The Fish and Wildlife Council announced its plan to lift a Barack Obama-era rule barring the imports of elephant hunting "trophies" from Zimbabwe and Zambia on Nov. 15, claiming that increased hunting would lead to a boost in the economy of local communities and added momentum behind conservation efforts. Under these new guidelines, hunters would be allowed to bring two "prizes" (as in, elephants) back to the US per year.
Reprehensible behaviour by the Trump Admin. 100 elephants a day are already killed. This will lead to more poaching. https://t.co/rld67eM018
— The Elephant Project (@theelephantproj) November 16, 2017
Several prominent wildlife conservation organizations have come out against this decision, citing Zimbabwe's current political turmoil as reason to doubt the country's ability to protect its elephant population on its own. The president of The Humane Society (THS), Wayne Pacelle, blasted the decision in a particularly pointed blog post, writing, "What kind of message does it send to say to the world that poor Africans who are struggling to survive cannot kill elephants in order to use or sell their parts to make a living, but that it's just fine for rich Americans to slay the beasts for their tusks to keep as trophies?"
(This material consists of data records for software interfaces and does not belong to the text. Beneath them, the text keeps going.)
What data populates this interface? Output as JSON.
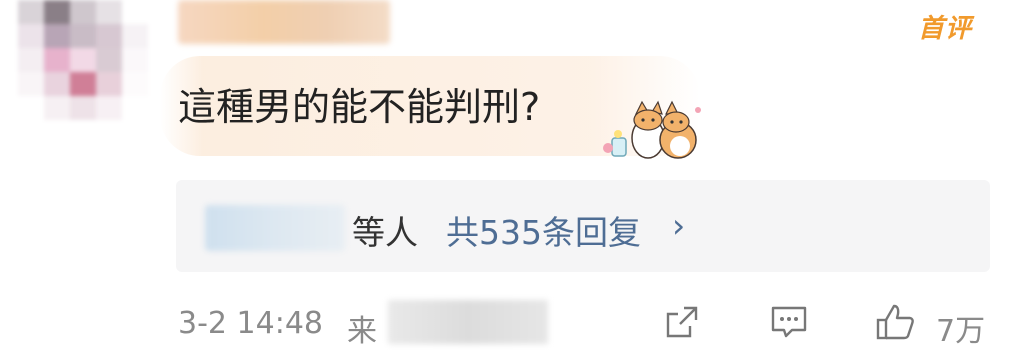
{
  "comment": {
    "badge": "首评",
    "text": "這種男的能不能判刑?"
  },
  "replies": {
    "suffix": "等人",
    "count_label": "共535条回复",
    "chevron": "›"
  },
  "meta": {
    "time": "3-2 14:48",
    "from_label": "来",
    "like_count": "7万"
  },
  "icons": {
    "share": "share-icon",
    "comment": "comment-icon",
    "like": "thumbs-up-icon",
    "sticker": "corgi-sticker"
  },
  "colors": {
    "badge": "#f19a2c",
    "link": "#4e6d94",
    "meta": "#8a8a8a"
  }
}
— Ellen DeGeneres (@TheEllenShow) November 17, 2017
Though the Trump administration claimed on Nov. 16 that the decision to allow the importing of hunting trophies into the US had not yet been finalized, time is running out to protect these special animals. If you're interested in stopping this import ban from being reversed, you can sign this Change.org petition that already has 22 thousand signatures (and counting). Ellen DeGeneres also pledged to donate one dollar to the David Sheldrick Wildlife Trust for every retweet of this tweet that includes the hashtag #BeKindtoElephants. Finally, if you're interested in going the extra mile and investing money behind the protection of one particular elephant, you can sponsor an African elephant at the World Wildlife Fund's giving site.